In nonprofits across the country, leaders continue to discuss and pursue the somewhat elusive sustainability. They face a coming year with more options and more pressures, but few certainties.

Many stakeholders have grown tired of the status quo. The sector is offering up new solutions to seemingly intractable social problems and funding challenges through collective impact, social enterprises, and social impact bonds. While demands for everyday services remain high, innovation is being pushed and pursued in every subsector.

This dynamic environment makes the path to success and impact unclear, requiring forward moving nimbleness by all nonprofits. Sustainability is not a destination. It doesn’t lie at the end of a perfectly implemented roadmap. Rather, it’s an orientation or way of thinking that allows leaders to hold the context of their environment in mind with their intended impact and to make strategic decisions in the moment.

We call this way of thinking the sustainability mindset.

Sustainability is also more than a collection of strong revenue streams. It encompasses both financial sustainability as well as the ability to deliver high impact, relevant programs—what we call programmatic sustainability. These are not two separate conversations, but one and the same. It’s not enough to have strong programs if there is no financial engine to support them.

The goal is impact, not financial strength. These concepts are deeply interconnected, yet they’re seldom discussed in an integrated manner. Every decision nonprofit leaders make about finances affects the organization’s ability to deliver on its mission as well as the other way around.

These characteristics of sustainability show why it seems so elusive. Unfortunately, many management structures — including traditional strategic planning — don’t adapt easily to such fluidity. Today, nonprofits need to focus on implementing, learning, and adjusting their strategies to accommodate new information.

For nonprofits to survive, let alone thrive, everyone – board and staff – needs to be engaged in understanding the business model. Tools can help with this, but first boards and staff must move away from periodic planning to recognize that in our fast-changing environment, strategy happens every day. Only then can we fearlessly make strategic decisions to shape our communities in pursuit of exceptional impact and financial viability – or nonprofit sustainability.

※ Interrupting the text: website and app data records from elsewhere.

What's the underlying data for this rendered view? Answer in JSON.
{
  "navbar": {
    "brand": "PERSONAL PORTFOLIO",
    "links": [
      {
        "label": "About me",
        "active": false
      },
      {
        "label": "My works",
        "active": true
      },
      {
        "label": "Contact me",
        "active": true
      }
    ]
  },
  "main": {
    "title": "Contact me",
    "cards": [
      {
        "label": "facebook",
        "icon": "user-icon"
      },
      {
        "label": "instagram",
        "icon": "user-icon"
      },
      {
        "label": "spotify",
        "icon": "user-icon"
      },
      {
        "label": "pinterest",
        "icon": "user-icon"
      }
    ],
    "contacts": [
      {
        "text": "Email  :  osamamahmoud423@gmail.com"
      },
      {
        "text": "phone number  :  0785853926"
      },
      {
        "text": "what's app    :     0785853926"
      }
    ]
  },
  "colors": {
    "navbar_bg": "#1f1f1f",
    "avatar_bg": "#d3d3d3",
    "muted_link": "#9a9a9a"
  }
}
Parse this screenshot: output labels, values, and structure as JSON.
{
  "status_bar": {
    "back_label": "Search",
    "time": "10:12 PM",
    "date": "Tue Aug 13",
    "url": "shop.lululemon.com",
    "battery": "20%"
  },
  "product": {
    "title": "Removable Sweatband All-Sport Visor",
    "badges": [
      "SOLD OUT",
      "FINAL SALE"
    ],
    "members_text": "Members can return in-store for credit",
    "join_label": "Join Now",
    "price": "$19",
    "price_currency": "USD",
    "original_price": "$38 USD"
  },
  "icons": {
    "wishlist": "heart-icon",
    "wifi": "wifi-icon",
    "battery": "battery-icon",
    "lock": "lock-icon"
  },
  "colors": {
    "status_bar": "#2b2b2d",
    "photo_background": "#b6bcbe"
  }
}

Originally posted at the N.C. for Nonprofits blog on September 2, 2014.